It absolutely, positively cannot be understated; William Baldwin gives the finest performance of his career. His introduction scene is one where he’s sitting across from Teller. Not really interrogating him, or yelling at him for being a thirty-year-old policeman who is illegally dating his daughter; he is establishing his dominance over his daughter’s older suiter through intense stares and clearing his sinuses that have surely are from an obscene amount of cocaine he did.

The four episodes that follow introduce us to new characters. The second episode is solely focused on the killer of Teller’s partner from the pilot. He’s in Mexico with his Uncle, a Cartel head. The third episode introduces us to Jena Malone who is a caseworker by day and an energy healer who connects with the parents of victims of sex abuse. She sends out a one-eyed John Hawkes who is an off the radar former g-man who is dying. They are lovers, pretty sure.
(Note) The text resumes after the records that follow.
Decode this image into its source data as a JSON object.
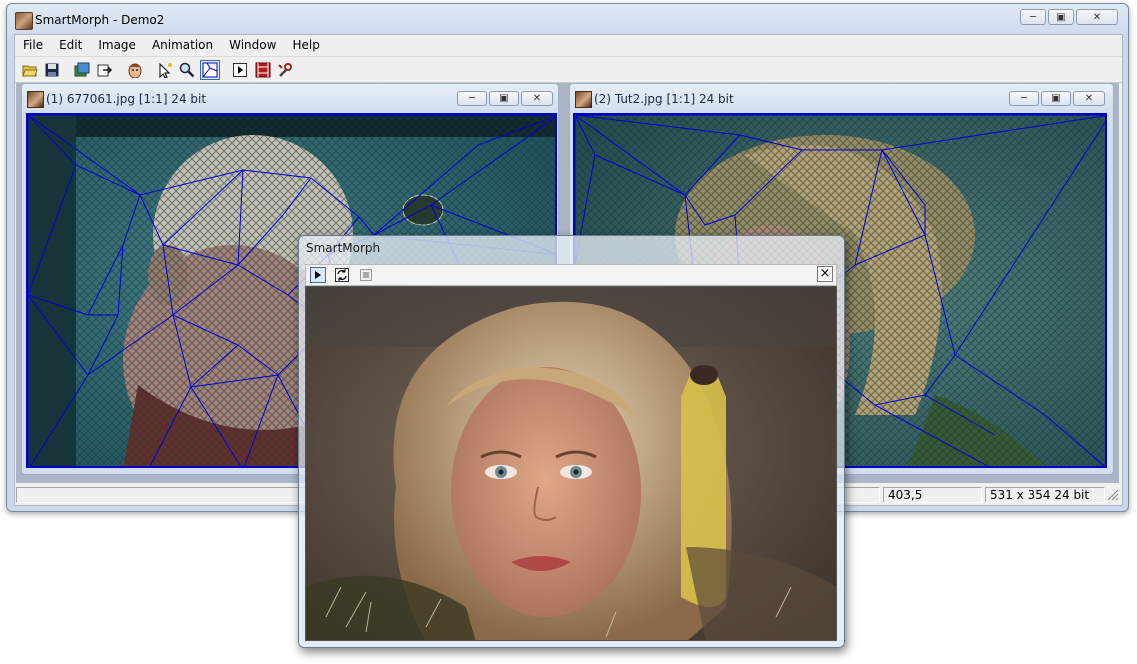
{
  "window": {
    "title": "SmartMorph - Demo2",
    "icon": "smartmorph-app-icon",
    "controls": [
      "minimize-icon",
      "maximize-icon",
      "close-icon"
    ]
  },
  "menu": [
    "File",
    "Edit",
    "Image",
    "Animation",
    "Window",
    "Help"
  ],
  "toolbar": {
    "buttons": [
      "open-icon",
      "save-icon",
      "load-images-icon",
      "export-icon",
      "face-icon",
      "pick-point-icon",
      "zoom-icon",
      "mesh-tool-icon",
      "play-icon",
      "frames-icon",
      "settings-icon"
    ]
  },
  "children": [
    {
      "title": "(1) 677061.jpg [1:1] 24 bit"
    },
    {
      "title": "(2) Tut2.jpg [1:1] 24 bit"
    }
  ],
  "status": {
    "left": "",
    "coords": "403,5",
    "dims": "531 x 354 24 bit"
  },
  "dialog": {
    "title": "SmartMorph",
    "controls": [
      "play-icon",
      "loop-icon",
      "stop-icon"
    ],
    "close": "×"
  },
  "colors": {
    "mesh": "#0000cc",
    "titlebar": "#dbe6f3"
  }
}
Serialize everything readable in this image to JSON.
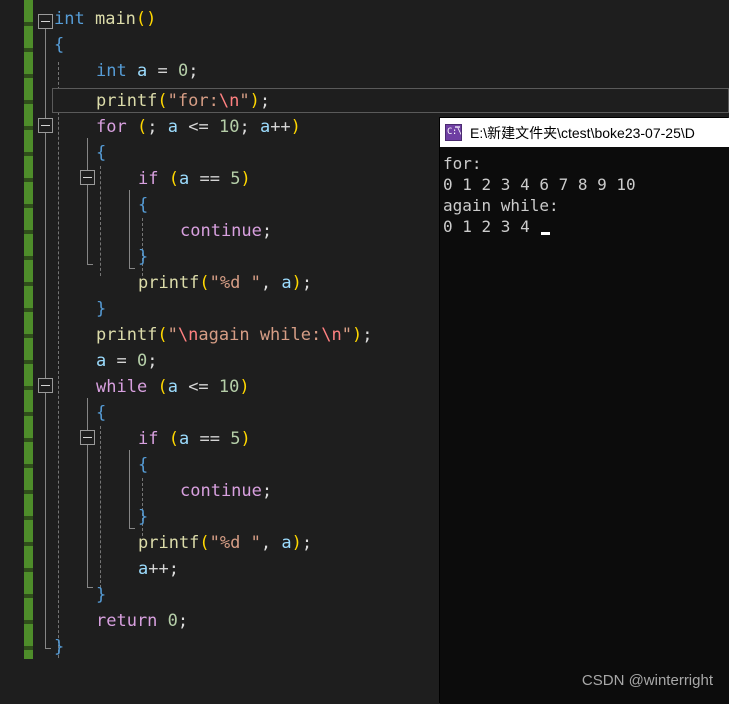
{
  "editor": {
    "background": "#1e1e1e",
    "change_bar_color": "#56a02c",
    "current_line_index": 4,
    "lines": [
      "int main()",
      "{",
      "    int a = 0;",
      "    printf(\"for:\\n\");",
      "    for (; a <= 10; a++)",
      "    {",
      "        if (a == 5)",
      "        {",
      "            continue;",
      "        }",
      "        printf(\"%d \", a);",
      "    }",
      "    printf(\"\\nagain while:\\n\");",
      "    a = 0;",
      "    while (a <= 10)",
      "    {",
      "        if (a == 5)",
      "        {",
      "            continue;",
      "        }",
      "        printf(\"%d \", a);",
      "        a++;",
      "    }",
      "    return 0;",
      "}"
    ],
    "fold_markers": [
      "int main()",
      "for",
      "if",
      "while",
      "if"
    ]
  },
  "console": {
    "title": "E:\\新建文件夹\\ctest\\boke23-07-25\\D",
    "icon": "console-window-icon",
    "icon_glyph": "C:\\",
    "background": "#0c0c0c",
    "text_color": "#cccccc",
    "output_lines": [
      "for:",
      "0 1 2 3 4 6 7 8 9 10",
      "again while:",
      "0 1 2 3 4 "
    ],
    "cursor_visible": true
  },
  "watermark": {
    "text": "CSDN @winterright"
  }
}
The worldbuilding is mesmerizingly intense. Themes of murder, deviant sex, self-discovery, and vengeance are all prominent parts of each episode, creating an environment that is apathetic on itself, where our “heroes” of Teller, Malone, and Hawkes are trying to restore the balance in a world that has become total darkness. Halfway through the series, the pendulum swings to and fro the motivations of the characters, leaving so much to be discovered and desired. Amazon Studios deserves all the credit in the world for having the balls to back a project such as this. Regardless of the ambiguity and self-indulgence of Refn, one thing is for certain; TOO OLD TO DIE YOUNG is a work of beauty and everlasting art.